(What is required): If a line in the entries includes "BTRC", show that line.

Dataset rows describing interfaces
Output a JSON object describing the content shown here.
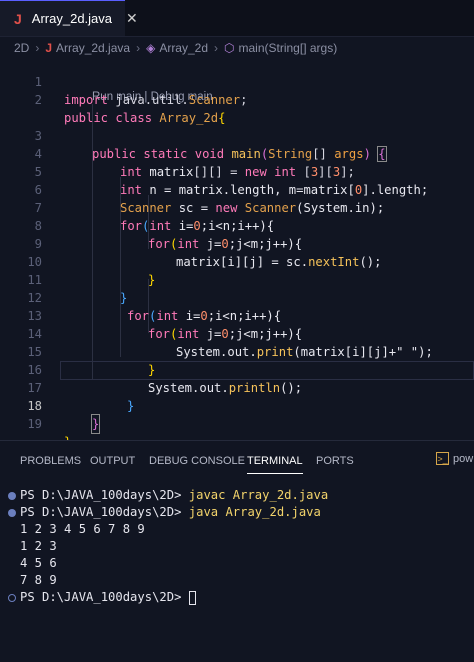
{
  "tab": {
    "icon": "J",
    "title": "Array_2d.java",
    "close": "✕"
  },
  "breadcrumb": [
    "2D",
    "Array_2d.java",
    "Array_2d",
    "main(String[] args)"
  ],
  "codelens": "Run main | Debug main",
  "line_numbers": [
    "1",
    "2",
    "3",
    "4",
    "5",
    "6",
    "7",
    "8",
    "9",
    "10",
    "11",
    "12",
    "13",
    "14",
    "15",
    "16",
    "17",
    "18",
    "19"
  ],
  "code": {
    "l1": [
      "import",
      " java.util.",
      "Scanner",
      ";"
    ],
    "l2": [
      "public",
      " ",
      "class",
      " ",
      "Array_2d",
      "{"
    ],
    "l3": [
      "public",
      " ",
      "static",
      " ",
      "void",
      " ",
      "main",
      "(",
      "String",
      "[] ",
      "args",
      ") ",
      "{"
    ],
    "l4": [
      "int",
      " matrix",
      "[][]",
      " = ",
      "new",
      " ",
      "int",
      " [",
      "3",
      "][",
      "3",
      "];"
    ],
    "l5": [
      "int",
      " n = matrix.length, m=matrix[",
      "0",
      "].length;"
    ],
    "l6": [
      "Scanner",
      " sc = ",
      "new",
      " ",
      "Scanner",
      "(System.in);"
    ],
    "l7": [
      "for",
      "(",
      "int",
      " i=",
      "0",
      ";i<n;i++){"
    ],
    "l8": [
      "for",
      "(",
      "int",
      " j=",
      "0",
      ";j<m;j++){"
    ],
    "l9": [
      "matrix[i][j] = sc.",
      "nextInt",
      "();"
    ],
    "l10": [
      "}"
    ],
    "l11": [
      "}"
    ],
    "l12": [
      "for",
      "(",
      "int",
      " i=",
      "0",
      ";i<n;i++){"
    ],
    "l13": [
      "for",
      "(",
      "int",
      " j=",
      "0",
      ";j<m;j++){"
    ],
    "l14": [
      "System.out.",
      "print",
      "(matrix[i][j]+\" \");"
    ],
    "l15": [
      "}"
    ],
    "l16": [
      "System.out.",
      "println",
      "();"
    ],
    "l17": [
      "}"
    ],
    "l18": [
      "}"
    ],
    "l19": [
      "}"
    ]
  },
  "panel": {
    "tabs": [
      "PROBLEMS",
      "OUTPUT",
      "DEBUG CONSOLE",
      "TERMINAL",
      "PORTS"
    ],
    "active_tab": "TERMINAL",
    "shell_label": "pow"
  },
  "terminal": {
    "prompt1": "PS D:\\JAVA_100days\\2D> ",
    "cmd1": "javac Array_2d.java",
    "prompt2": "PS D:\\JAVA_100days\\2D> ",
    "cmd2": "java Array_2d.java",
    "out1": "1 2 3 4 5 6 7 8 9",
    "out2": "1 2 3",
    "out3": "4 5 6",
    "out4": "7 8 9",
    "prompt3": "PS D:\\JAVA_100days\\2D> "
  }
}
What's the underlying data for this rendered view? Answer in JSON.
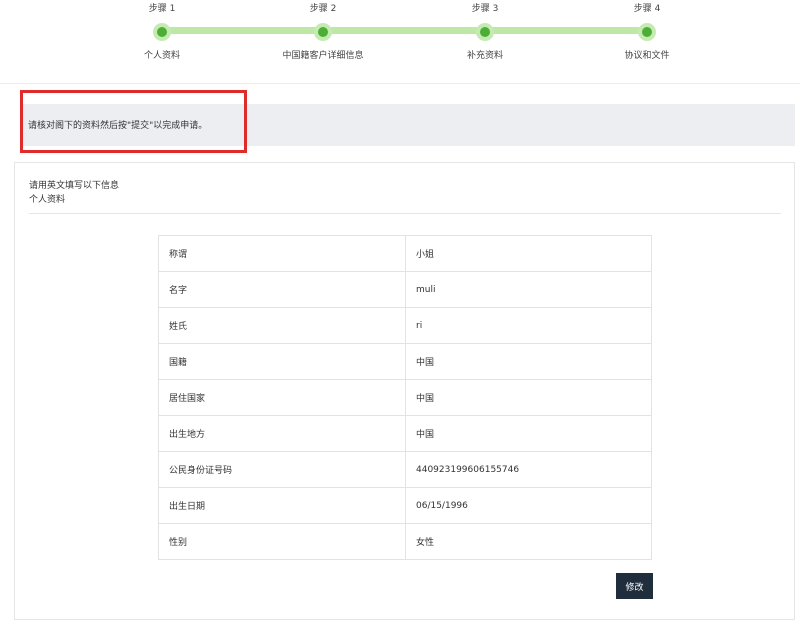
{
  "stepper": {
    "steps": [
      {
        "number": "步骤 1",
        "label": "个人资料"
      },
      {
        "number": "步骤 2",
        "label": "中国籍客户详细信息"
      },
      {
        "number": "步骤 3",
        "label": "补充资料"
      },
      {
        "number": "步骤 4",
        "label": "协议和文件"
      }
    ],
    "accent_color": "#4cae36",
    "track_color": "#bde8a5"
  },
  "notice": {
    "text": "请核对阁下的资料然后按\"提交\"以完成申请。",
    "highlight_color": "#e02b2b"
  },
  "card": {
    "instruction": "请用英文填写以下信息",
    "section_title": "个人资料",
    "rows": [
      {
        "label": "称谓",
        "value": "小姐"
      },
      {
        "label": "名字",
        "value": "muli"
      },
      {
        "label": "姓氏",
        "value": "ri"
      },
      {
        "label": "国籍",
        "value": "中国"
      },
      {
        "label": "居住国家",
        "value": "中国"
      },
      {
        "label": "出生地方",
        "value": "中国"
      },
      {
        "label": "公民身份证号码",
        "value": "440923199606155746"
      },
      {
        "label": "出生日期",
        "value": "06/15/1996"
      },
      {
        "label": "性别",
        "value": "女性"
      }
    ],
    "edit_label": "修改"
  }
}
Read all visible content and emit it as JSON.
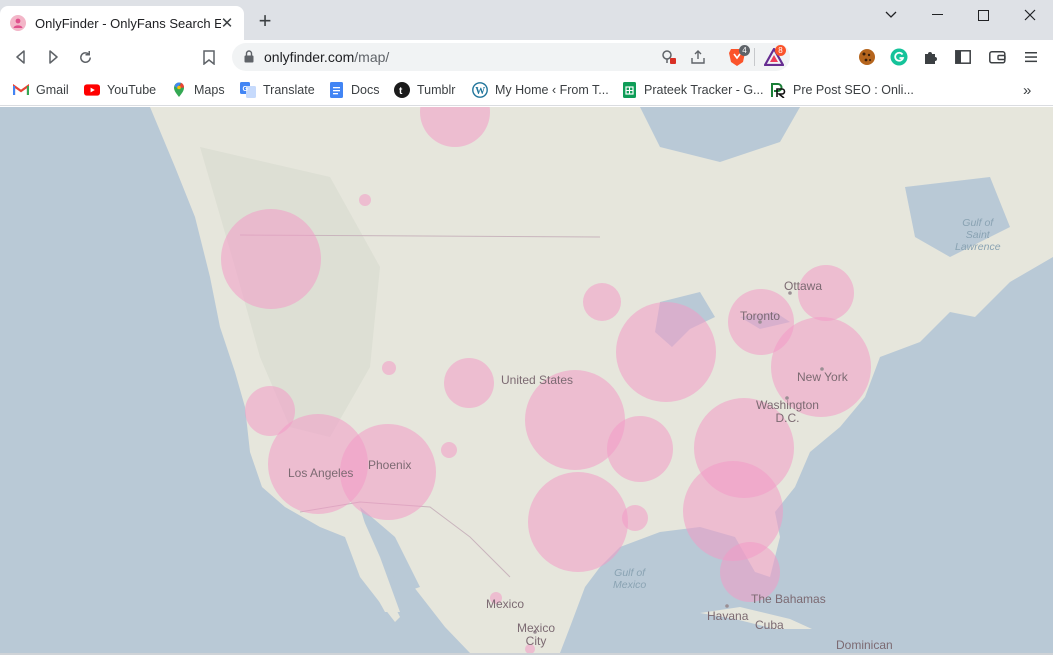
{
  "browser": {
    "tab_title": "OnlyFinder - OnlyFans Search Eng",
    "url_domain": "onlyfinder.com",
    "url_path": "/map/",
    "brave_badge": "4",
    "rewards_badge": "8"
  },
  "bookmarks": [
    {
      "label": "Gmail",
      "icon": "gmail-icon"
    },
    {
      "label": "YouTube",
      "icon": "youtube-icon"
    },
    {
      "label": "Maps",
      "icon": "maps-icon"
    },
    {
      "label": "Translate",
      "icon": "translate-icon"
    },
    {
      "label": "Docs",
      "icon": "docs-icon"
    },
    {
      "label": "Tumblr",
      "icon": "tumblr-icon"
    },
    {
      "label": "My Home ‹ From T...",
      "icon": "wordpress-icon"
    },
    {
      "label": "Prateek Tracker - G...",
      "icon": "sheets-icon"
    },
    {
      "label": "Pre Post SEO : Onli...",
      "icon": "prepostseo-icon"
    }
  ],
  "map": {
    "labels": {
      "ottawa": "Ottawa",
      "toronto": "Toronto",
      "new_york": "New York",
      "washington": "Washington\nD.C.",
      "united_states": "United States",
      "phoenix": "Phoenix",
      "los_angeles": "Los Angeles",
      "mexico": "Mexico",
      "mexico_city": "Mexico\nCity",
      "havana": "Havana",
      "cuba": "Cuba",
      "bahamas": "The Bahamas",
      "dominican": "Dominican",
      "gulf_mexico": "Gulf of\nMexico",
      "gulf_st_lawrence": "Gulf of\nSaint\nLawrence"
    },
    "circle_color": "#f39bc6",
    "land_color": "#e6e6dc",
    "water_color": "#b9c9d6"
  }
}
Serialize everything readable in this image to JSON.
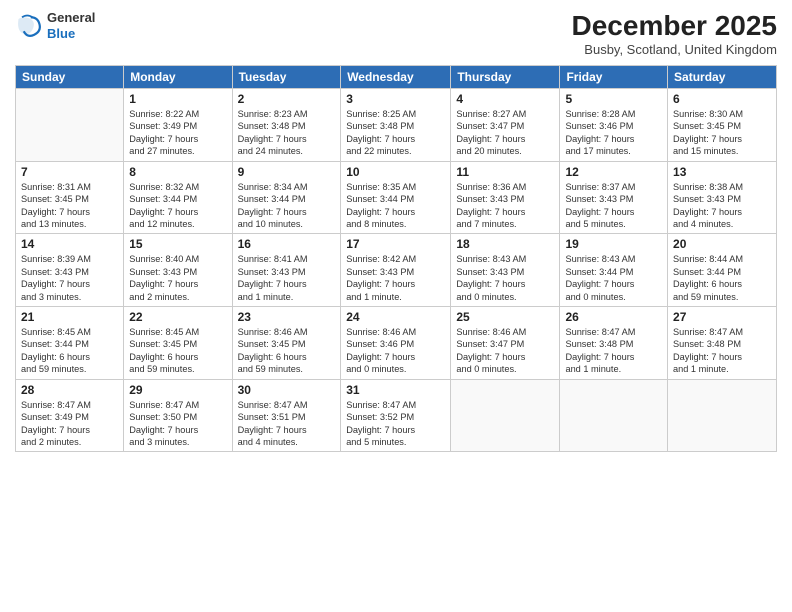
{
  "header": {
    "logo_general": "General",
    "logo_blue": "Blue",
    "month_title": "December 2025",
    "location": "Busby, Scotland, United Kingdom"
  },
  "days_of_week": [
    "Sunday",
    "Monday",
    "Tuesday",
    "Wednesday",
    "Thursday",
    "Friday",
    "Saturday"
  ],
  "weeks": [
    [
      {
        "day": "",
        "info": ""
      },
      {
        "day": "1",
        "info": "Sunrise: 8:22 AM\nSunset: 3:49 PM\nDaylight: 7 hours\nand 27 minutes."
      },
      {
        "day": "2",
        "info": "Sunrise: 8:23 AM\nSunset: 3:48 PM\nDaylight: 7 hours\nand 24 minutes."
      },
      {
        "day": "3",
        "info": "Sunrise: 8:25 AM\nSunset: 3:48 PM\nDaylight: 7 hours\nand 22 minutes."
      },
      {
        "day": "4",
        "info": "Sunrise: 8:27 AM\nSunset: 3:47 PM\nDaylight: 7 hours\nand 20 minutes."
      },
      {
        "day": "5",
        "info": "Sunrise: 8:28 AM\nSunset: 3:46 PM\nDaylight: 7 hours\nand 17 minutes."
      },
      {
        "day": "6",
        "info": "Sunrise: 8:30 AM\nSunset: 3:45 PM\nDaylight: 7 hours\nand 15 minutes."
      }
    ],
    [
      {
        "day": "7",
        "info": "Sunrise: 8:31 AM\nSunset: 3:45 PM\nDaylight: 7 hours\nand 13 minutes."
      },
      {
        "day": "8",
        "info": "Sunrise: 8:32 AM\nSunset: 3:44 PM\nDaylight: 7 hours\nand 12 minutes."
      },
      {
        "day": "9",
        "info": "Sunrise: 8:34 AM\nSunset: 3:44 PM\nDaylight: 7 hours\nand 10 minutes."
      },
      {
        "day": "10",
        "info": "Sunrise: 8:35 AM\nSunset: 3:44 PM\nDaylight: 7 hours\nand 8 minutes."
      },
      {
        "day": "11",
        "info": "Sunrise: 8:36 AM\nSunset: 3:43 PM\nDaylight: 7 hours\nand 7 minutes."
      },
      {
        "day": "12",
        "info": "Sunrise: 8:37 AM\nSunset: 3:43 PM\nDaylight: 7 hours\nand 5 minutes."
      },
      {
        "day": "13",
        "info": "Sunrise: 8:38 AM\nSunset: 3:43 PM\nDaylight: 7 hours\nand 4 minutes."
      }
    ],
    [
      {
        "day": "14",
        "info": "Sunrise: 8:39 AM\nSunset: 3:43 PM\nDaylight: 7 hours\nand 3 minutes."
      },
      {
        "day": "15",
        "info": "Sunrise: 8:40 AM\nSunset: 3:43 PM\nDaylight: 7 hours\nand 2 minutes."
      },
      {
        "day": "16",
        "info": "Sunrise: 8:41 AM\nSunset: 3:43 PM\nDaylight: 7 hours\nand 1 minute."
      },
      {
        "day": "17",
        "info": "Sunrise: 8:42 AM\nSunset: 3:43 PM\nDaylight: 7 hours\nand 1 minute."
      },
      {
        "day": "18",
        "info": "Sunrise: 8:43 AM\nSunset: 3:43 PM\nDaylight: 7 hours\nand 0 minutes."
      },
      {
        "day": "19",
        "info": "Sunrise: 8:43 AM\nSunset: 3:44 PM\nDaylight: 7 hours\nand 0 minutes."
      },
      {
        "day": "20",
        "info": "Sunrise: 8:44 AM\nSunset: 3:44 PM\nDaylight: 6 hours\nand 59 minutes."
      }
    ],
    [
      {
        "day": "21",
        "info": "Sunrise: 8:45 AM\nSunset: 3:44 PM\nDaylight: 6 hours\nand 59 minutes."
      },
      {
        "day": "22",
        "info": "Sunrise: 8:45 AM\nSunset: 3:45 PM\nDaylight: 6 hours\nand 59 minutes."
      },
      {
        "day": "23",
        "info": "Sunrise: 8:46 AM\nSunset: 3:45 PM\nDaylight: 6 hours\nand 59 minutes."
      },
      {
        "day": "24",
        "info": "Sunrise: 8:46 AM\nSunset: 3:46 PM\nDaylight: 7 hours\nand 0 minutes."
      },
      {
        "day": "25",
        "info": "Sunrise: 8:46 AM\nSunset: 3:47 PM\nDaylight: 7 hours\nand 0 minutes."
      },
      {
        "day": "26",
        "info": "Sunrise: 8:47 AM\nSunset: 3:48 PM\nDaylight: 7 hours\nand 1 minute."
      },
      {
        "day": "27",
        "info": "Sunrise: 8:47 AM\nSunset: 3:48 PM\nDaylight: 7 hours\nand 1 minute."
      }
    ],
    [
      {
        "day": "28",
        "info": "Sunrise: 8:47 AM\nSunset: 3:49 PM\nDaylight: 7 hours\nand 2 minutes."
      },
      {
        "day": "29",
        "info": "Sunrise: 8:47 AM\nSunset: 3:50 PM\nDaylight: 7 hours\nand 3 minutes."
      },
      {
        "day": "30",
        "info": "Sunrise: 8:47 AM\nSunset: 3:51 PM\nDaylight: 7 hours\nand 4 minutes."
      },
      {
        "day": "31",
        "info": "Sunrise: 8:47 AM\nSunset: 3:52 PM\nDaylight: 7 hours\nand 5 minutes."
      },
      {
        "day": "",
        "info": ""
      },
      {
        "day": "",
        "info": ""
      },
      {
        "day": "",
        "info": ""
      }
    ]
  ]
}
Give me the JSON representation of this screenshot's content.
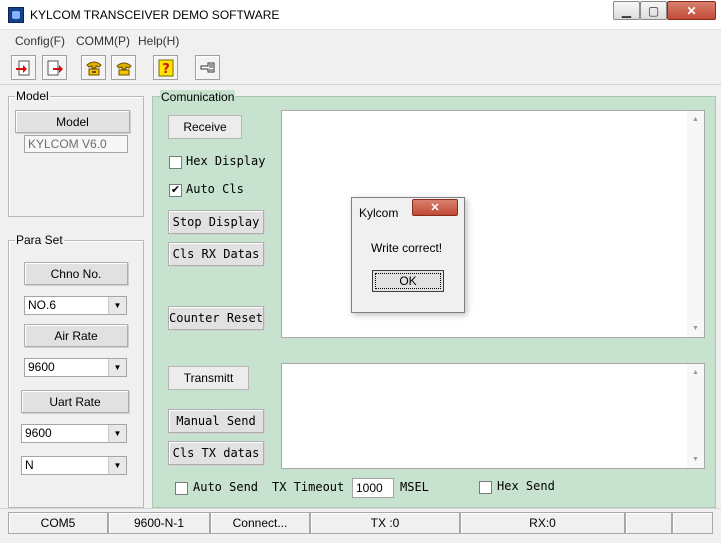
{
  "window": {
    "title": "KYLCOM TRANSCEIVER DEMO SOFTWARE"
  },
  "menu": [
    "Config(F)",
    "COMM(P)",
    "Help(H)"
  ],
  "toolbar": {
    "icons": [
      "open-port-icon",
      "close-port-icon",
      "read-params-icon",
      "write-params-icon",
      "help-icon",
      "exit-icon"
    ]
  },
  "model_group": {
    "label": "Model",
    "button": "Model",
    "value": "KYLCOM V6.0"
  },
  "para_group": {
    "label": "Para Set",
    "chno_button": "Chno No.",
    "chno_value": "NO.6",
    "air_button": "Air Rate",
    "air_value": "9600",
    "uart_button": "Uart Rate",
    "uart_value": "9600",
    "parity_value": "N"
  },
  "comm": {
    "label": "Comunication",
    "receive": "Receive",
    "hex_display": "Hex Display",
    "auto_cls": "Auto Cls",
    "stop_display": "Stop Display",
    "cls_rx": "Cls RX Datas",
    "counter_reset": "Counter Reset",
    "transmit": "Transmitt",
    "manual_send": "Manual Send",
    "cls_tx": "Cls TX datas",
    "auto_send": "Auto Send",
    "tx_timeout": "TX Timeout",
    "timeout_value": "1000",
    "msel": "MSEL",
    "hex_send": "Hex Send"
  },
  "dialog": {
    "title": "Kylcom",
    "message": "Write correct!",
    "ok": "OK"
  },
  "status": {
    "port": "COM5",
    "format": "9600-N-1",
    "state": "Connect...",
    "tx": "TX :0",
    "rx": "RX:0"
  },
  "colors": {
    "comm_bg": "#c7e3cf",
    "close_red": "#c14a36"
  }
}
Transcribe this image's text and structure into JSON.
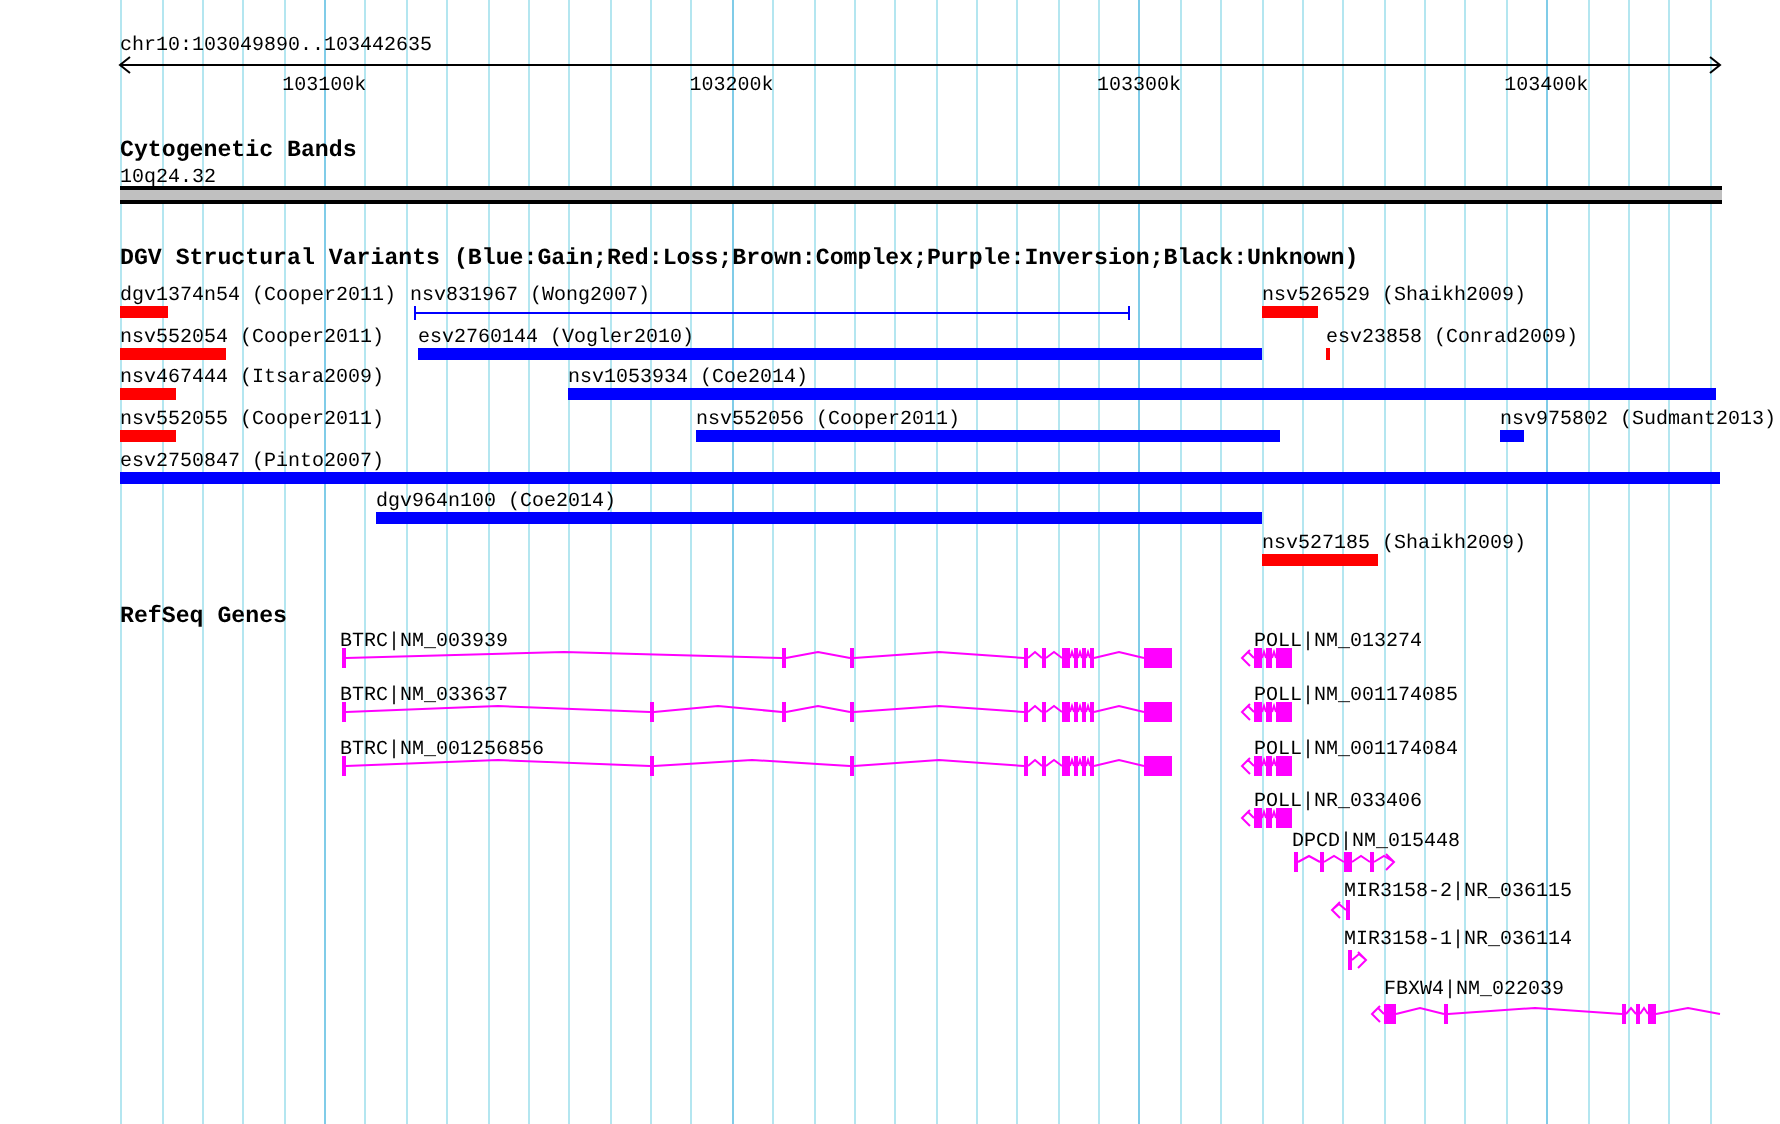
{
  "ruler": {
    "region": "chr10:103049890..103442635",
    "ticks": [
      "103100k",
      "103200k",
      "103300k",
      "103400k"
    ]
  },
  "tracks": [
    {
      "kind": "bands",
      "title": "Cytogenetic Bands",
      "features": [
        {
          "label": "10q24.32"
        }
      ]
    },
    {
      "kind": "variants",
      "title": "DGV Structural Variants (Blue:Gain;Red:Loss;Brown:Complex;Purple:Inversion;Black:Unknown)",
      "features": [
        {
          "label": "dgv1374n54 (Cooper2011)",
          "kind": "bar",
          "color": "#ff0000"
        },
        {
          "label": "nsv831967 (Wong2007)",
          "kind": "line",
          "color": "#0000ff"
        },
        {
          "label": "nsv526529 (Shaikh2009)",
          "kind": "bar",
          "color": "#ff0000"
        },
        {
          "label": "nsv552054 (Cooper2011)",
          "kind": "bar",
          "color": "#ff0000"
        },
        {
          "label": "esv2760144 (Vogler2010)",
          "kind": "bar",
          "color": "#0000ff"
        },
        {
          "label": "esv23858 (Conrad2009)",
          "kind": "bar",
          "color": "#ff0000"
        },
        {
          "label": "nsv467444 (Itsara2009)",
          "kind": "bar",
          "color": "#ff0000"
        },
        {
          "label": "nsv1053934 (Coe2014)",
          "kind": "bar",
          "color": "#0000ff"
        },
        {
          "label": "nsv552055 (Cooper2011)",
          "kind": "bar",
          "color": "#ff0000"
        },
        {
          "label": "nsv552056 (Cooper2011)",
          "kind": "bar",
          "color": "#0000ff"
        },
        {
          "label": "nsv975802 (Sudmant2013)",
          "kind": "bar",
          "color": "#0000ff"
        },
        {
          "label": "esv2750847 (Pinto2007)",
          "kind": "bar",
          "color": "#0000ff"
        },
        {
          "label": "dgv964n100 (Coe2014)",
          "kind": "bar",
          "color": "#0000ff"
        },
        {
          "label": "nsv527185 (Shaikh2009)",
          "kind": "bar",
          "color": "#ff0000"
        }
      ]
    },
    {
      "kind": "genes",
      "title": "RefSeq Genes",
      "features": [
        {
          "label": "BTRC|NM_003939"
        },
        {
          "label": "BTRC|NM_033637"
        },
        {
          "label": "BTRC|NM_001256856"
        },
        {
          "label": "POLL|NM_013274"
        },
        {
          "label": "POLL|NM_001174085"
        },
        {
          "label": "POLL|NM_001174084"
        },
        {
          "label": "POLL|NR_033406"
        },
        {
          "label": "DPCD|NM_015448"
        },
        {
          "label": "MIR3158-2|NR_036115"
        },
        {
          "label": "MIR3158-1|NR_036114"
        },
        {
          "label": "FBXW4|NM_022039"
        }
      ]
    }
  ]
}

(Result of the task):
          "label": "BTRC|NM_003939"
          "label": "BTRC|NM_033637"
          "label": "BTRC|NM_001256856"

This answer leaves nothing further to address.